Cheese Export Growth Crucial to Future U.S. Dairy Prosperity
The U.S. dairy industry has set a goal of growing exports from its current 14% to 15% of current milk production to 20% over the next three to five years.
Achieving that goal represents a sales opportunity of $2 to $2.2 billion, says Tom Vilsack, U.S. Dairy Export Council (USDEC) CEO and the former Secretary of Agriculture under President Obama.
But those gains won’t come automatically, particularly on the cheese side, says Merle McNeil, USDEC director of market research and analysis. “Increasing cheese exports by around 200,000 metric tons over the next five years is a critical component to achieving the that goal,” she says.
USDEC estimates global cheese imports will likely increase more than 500,000 metric tons by 2021. “U.S. suppliers essentially would need to win about 40 percent of that additional volume to get an additional 200,000 metric tons.
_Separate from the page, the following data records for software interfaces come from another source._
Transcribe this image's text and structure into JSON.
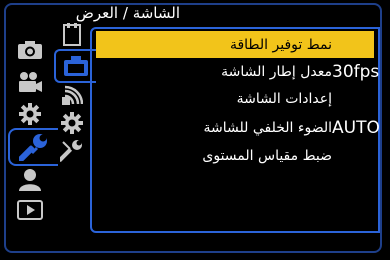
{
  "breadcrumb": "الشاشة / العرض",
  "categories": [
    {
      "icon": "camera-icon"
    },
    {
      "icon": "video-camera-icon"
    },
    {
      "icon": "gear-icon"
    },
    {
      "icon": "wrench-icon",
      "active": true
    },
    {
      "icon": "person-icon"
    },
    {
      "icon": "playback-icon"
    }
  ],
  "subcategories": [
    {
      "icon": "card-icon"
    },
    {
      "icon": "monitor-display-icon",
      "active": true
    },
    {
      "icon": "wireless-icon"
    },
    {
      "icon": "gear-icon"
    },
    {
      "icon": "tools-icon"
    }
  ],
  "menu": {
    "items": [
      {
        "label": "نمط توفير الطاقة",
        "value": "",
        "selected": true
      },
      {
        "label": "معدل إطار الشاشة",
        "value": "30fps"
      },
      {
        "label": "إعدادات الشاشة",
        "value": ""
      },
      {
        "label": "الضوء الخلفي للشاشة",
        "value": "AUTO"
      },
      {
        "label": "ضبط مقياس المستوى",
        "value": ""
      }
    ]
  },
  "colors": {
    "highlight": "#f2c41a",
    "frame": "#2b63d9",
    "icon": "#c8c8c8"
  }
}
And therein lies the challenge,” she says.
She believes half of that volume will need to come from North Asia (China, Japan and South Korea) and the Middle East/North Africa (MENA). Both regions are currently dominated by U.S. competitors—the European Union and New Zealand.
To increase market presence in both regions, U.S. suppliers will need to broaden their cheese offerings, tailored to each specific market. While challenging, U.S. suppliers have done this before. U.S. cheese makers sold just 5,000 metric tons to Mexico in 1995, but scaled that up 18-fold by last year. They did it by creating products such as gouda varieties that fit both Mexican taste and applications, says McNeil.
“If U.S. cheesemakers expect to become global players in world cheese markets, they will need to defend and grow share in Mexico by better catering to market needs,” says McNeil. “But even more importantly, they need to branch out and pursue strategies in the higher-volume potential of MENA and North Asia. Read her full blog here.